** PROVIDED INFORMATION follows **

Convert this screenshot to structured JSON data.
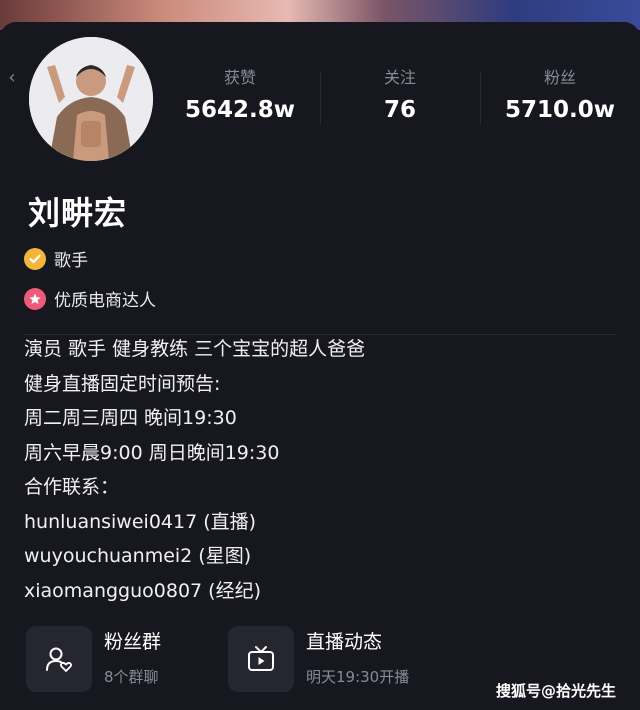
{
  "profile": {
    "name": "刘畊宏",
    "tags": [
      {
        "icon": "verified-check-icon",
        "label": "歌手",
        "color": "#f4b63a"
      },
      {
        "icon": "star-badge-icon",
        "label": "优质电商达人",
        "color": "#f05a7a"
      }
    ]
  },
  "stats": [
    {
      "label": "获赞",
      "value": "5642.8w"
    },
    {
      "label": "关注",
      "value": "76"
    },
    {
      "label": "粉丝",
      "value": "5710.0w"
    }
  ],
  "bio": [
    "演员 歌手 健身教练 三个宝宝的超人爸爸",
    "健身直播固定时间预告:",
    "周二周三周四 晚间19:30",
    "周六早晨9:00 周日晚间19:30",
    "合作联系：",
    "hunluansiwei0417 (直播)",
    "wuyouchuanmei2 (星图)",
    "xiaomangguo0807 (经纪)"
  ],
  "features": [
    {
      "icon": "fans-group-icon",
      "title": "粉丝群",
      "sub": "8个群聊"
    },
    {
      "icon": "live-tv-icon",
      "title": "直播动态",
      "sub": "明天19:30开播"
    }
  ],
  "watermark": "搜狐号@拾光先生"
}
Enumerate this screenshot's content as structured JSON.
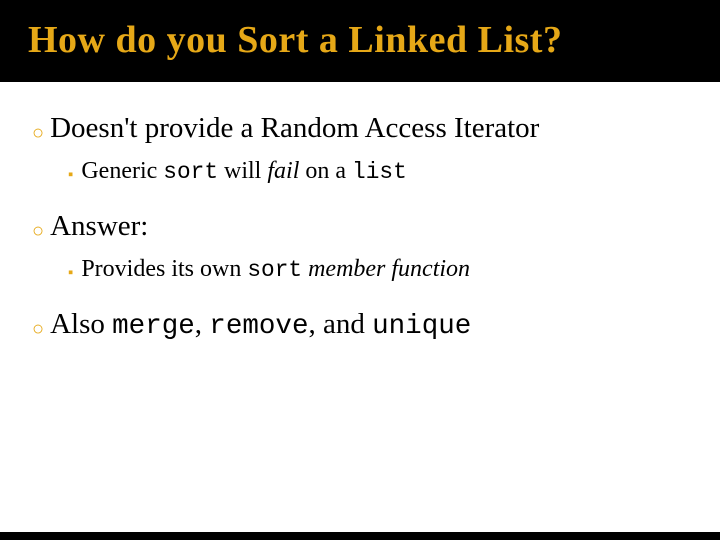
{
  "title": "How do you Sort a Linked List?",
  "bullets": [
    {
      "text_parts": [
        {
          "t": "Doesn't provide a Random Access Iterator",
          "cls": ""
        }
      ],
      "sub": [
        {
          "text_parts": [
            {
              "t": "Generic ",
              "cls": ""
            },
            {
              "t": "sort",
              "cls": "code"
            },
            {
              "t": " will ",
              "cls": ""
            },
            {
              "t": "fail",
              "cls": "italic"
            },
            {
              "t": " on a ",
              "cls": ""
            },
            {
              "t": "list",
              "cls": "code"
            }
          ]
        }
      ]
    },
    {
      "text_parts": [
        {
          "t": "Answer:",
          "cls": ""
        }
      ],
      "sub": [
        {
          "text_parts": [
            {
              "t": "Provides its own ",
              "cls": ""
            },
            {
              "t": "sort",
              "cls": "code"
            },
            {
              "t": " ",
              "cls": ""
            },
            {
              "t": "member function",
              "cls": "italic"
            }
          ]
        }
      ]
    },
    {
      "text_parts": [
        {
          "t": "Also ",
          "cls": ""
        },
        {
          "t": "merge",
          "cls": "code"
        },
        {
          "t": ", ",
          "cls": ""
        },
        {
          "t": "remove",
          "cls": "code"
        },
        {
          "t": ", and ",
          "cls": ""
        },
        {
          "t": "unique",
          "cls": "code"
        }
      ],
      "sub": []
    }
  ]
}
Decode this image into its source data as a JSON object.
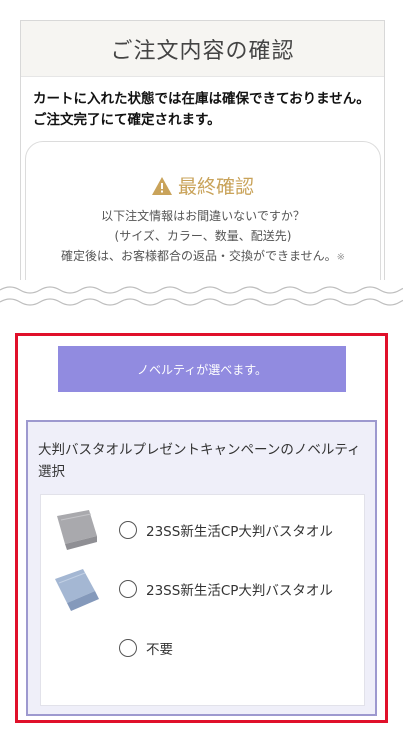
{
  "confirm": {
    "title": "ご注文内容の確認",
    "notice": "カートに入れた状態では在庫は確保できておりません。ご注文完了にて確定されます。",
    "final_title": "最終確認",
    "final_lines": [
      "以下注文情報はお間違いないですか？",
      "(サイズ、カラー、数量、配送先)",
      "確定後は、お客様都合の返品・交換ができません。"
    ],
    "final_mark": "※"
  },
  "novelty": {
    "banner": "ノベルティが選べます。",
    "campaign_title": "大判バスタオルプレゼントキャンペーンのノベルティ選択",
    "options": [
      {
        "label": "23SS新生活CP大判バスタオル",
        "thumb_color": "#a9a9ad",
        "icon": "gray-towel-thumbnail"
      },
      {
        "label": "23SS新生活CP大判バスタオル",
        "thumb_color": "#9fb2cf",
        "icon": "blue-towel-thumbnail"
      },
      {
        "label": "不要"
      }
    ]
  },
  "colors": {
    "accent_banner": "#918be0",
    "frame_red": "#e0102a",
    "final_gold": "#c9a35a"
  }
}
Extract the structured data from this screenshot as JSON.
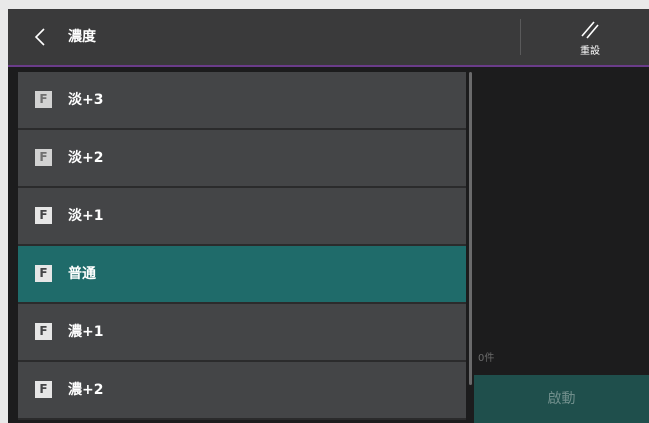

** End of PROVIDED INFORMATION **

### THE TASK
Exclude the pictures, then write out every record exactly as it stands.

### SOLUTION FOR THIS EXERCISE
Convert this screenshot to structured JSON data.
{
  "profile": {
    "name": "刘畊宏",
    "tags": [
      {
        "icon": "verified-check-icon",
        "label": "歌手",
        "color": "#f4b63a"
      },
      {
        "icon": "star-badge-icon",
        "label": "优质电商达人",
        "color": "#f05a7a"
      }
    ]
  },
  "stats": [
    {
      "label": "获赞",
      "value": "5642.8w"
    },
    {
      "label": "关注",
      "value": "76"
    },
    {
      "label": "粉丝",
      "value": "5710.0w"
    }
  ],
  "bio": [
    "演员 歌手 健身教练 三个宝宝的超人爸爸",
    "健身直播固定时间预告:",
    "周二周三周四 晚间19:30",
    "周六早晨9:00 周日晚间19:30",
    "合作联系：",
    "hunluansiwei0417 (直播)",
    "wuyouchuanmei2 (星图)",
    "xiaomangguo0807 (经纪)"
  ],
  "features": [
    {
      "icon": "fans-group-icon",
      "title": "粉丝群",
      "sub": "8个群聊"
    },
    {
      "icon": "live-tv-icon",
      "title": "直播动态",
      "sub": "明天19:30开播"
    }
  ],
  "watermark": "搜狐号@拾光先生"
}
Enumerate this screenshot's content as structured JSON.
{
  "title": "How do you Sort a Linked List?",
  "bullets": [
    {
      "text_parts": [
        {
          "t": "Doesn't provide a Random Access Iterator",
          "cls": ""
        }
      ],
      "sub": [
        {
          "text_parts": [
            {
              "t": "Generic ",
              "cls": ""
            },
            {
              "t": "sort",
              "cls": "code"
            },
            {
              "t": " will ",
              "cls": ""
            },
            {
              "t": "fail",
              "cls": "italic"
            },
            {
              "t": " on a ",
              "cls": ""
            },
            {
              "t": "list",
              "cls": "code"
            }
          ]
        }
      ]
    },
    {
      "text_parts": [
        {
          "t": "Answer:",
          "cls": ""
        }
      ],
      "sub": [
        {
          "text_parts": [
            {
              "t": "Provides its own ",
              "cls": ""
            },
            {
              "t": "sort",
              "cls": "code"
            },
            {
              "t": " ",
              "cls": ""
            },
            {
              "t": "member function",
              "cls": "italic"
            }
          ]
        }
      ]
    },
    {
      "text_parts": [
        {
          "t": "Also ",
          "cls": ""
        },
        {
          "t": "merge",
          "cls": "code"
        },
        {
          "t": ", ",
          "cls": ""
        },
        {
          "t": "remove",
          "cls": "code"
        },
        {
          "t": ", and ",
          "cls": ""
        },
        {
          "t": "unique",
          "cls": "code"
        }
      ],
      "sub": []
    }
  ]
}
Decode this image into its source data as a JSON object.
{
  "confirm": {
    "title": "ご注文内容の確認",
    "notice": "カートに入れた状態では在庫は確保できておりません。ご注文完了にて確定されます。",
    "final_title": "最終確認",
    "final_lines": [
      "以下注文情報はお間違いないですか？",
      "(サイズ、カラー、数量、配送先)",
      "確定後は、お客様都合の返品・交換ができません。"
    ],
    "final_mark": "※"
  },
  "novelty": {
    "banner": "ノベルティが選べます。",
    "campaign_title": "大判バスタオルプレゼントキャンペーンのノベルティ選択",
    "options": [
      {
        "label": "23SS新生活CP大判バスタオル",
        "thumb_color": "#a9a9ad",
        "icon": "gray-towel-thumbnail"
      },
      {
        "label": "23SS新生活CP大判バスタオル",
        "thumb_color": "#9fb2cf",
        "icon": "blue-towel-thumbnail"
      },
      {
        "label": "不要"
      }
    ]
  },
  "colors": {
    "accent_banner": "#918be0",
    "frame_red": "#e0102a",
    "final_gold": "#c9a35a"
  }
}
Extract the structured data from this screenshot as JSON.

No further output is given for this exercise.